Some of the best installation work can make you believe, even for a split second, that you have entered another world, or a place totally alien or unfamiliar. Artists have made naturally occurring phenomena like clouds appear in a gallery setting using a handful of tactics, but this work by Kohei Nawa uses foam to achieve it’s cloud-like effervescence.
The installation reads like a greyscale landscape of primordial ooze, with mountain-like ridges and valleys suspended on a layer of black sand. It’s lit in such a way that some portions of the foam take on the appearance of clouds, while some remain ambiguous, melting blobs.
All Images: Foam, 2013. Mixed media. Photo by Nobutada Omote, courtesy of SANDWICH.
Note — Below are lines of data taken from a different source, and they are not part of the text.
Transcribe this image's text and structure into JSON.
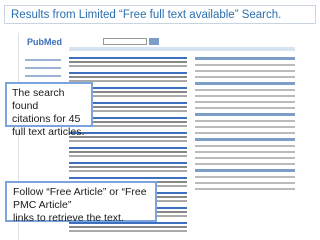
{
  "title": "Results from Limited “Free full text available” Search.",
  "callout_search": {
    "line1": "The search found",
    "line2": "citations for 45",
    "line3": "full text articles."
  },
  "callout_follow": {
    "line1": "Follow “Free Article” or “Free PMC Article”",
    "line2": "links to retrieve the text."
  },
  "screenshot": {
    "logo": "PubMed"
  },
  "colors": {
    "title_text": "#2a6fb0",
    "callout_border": "#7aa3e0"
  }
}
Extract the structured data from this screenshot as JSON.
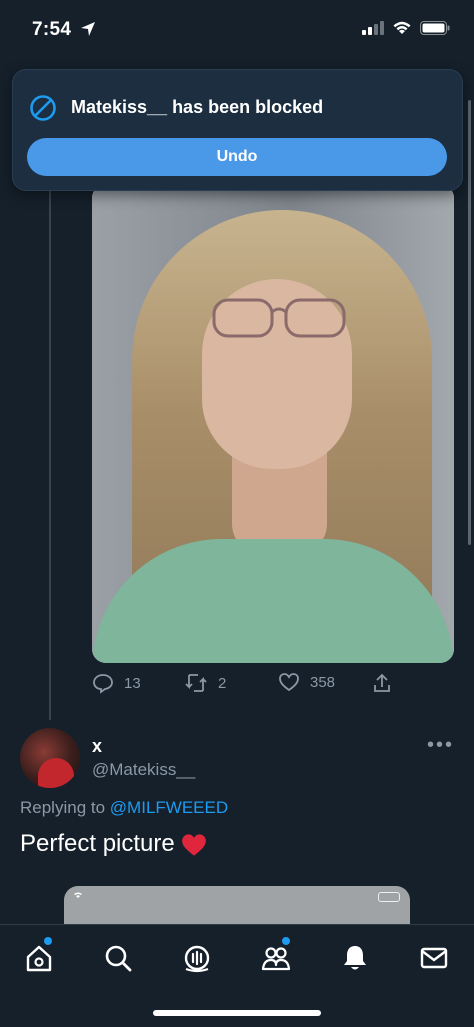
{
  "status_bar": {
    "time": "7:54"
  },
  "toast": {
    "message": "Matekiss__ has been blocked",
    "undo_label": "Undo"
  },
  "tweet_actions": {
    "replies": "13",
    "retweets": "2",
    "likes": "358"
  },
  "reply": {
    "name": "x",
    "handle": "@Matekiss__",
    "replying_prefix": "Replying to",
    "replying_to": "@MILFWEEED",
    "text": "Perfect picture"
  },
  "tabs": [
    "home",
    "search",
    "spaces",
    "communities",
    "notifications",
    "messages"
  ],
  "colors": {
    "accent": "#1d9bf0",
    "background": "#15202b",
    "undo_button": "#4a99e9"
  }
}
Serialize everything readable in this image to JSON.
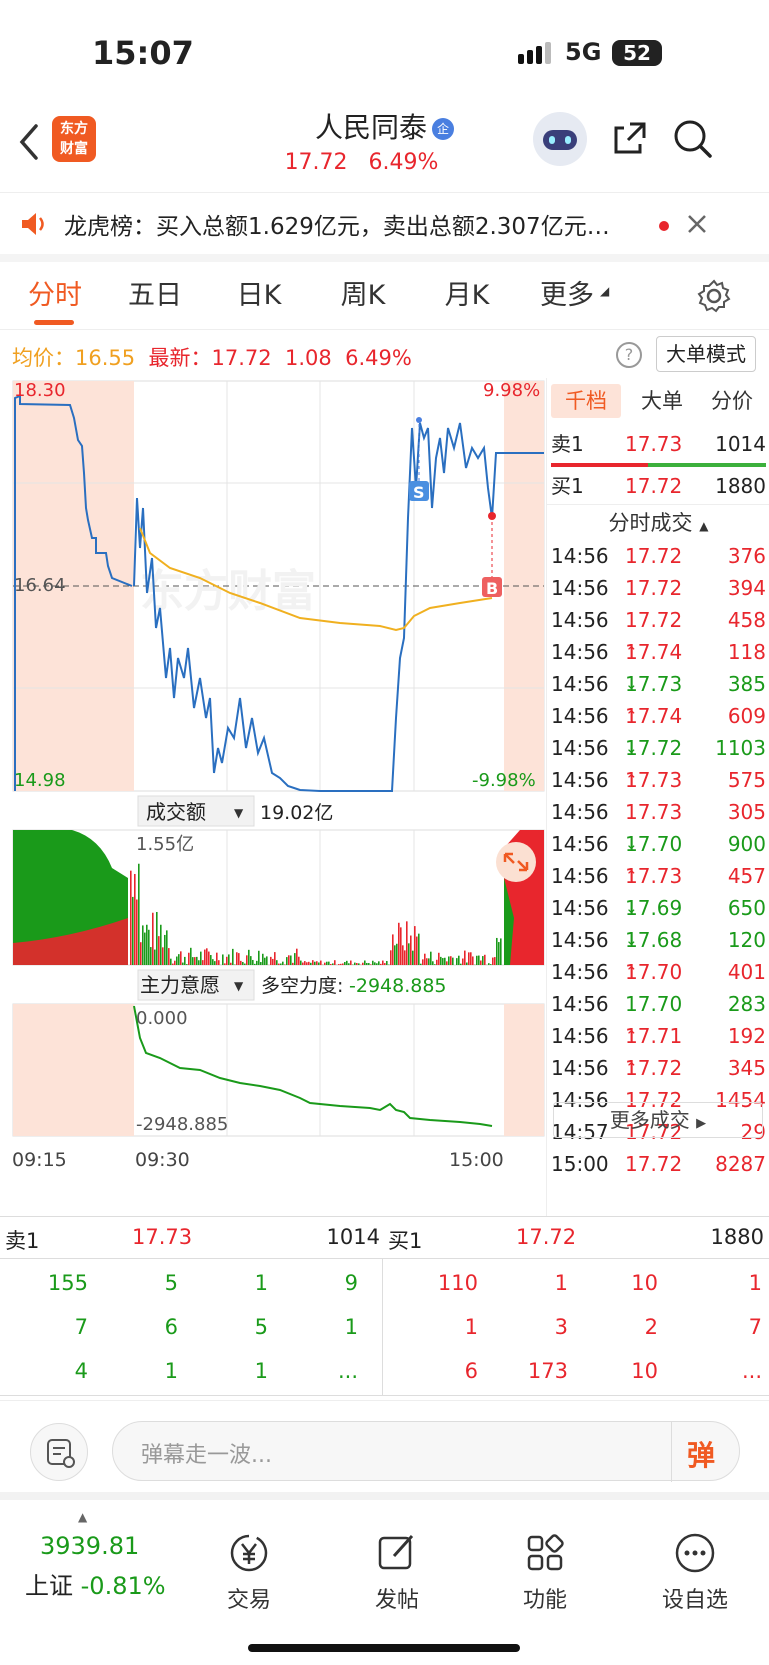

Tetsuo Kondo Architects teamed up with a German climate engineering firm called Transsolar to create this, an indoor atmosphere complete with clouds. They managed this feat by pumping three layers of air into the room: “cool dry air at the bottom that keeps the cloud floating, hot humid air in the middle to fashion a dense fog and hot dry air at the top.” The project’s creators also decided to include a circular ramp so visitors can walk through the clouds above them. This reminds me of Damien Hirst‘s claim that someday he would find a way to create an indoor rainbow in a gallery (I’m not sure he’s been able to pull it off yet). Either way, it’s pretty amazing how much this indoor atmosphere changes the room’s perceived size.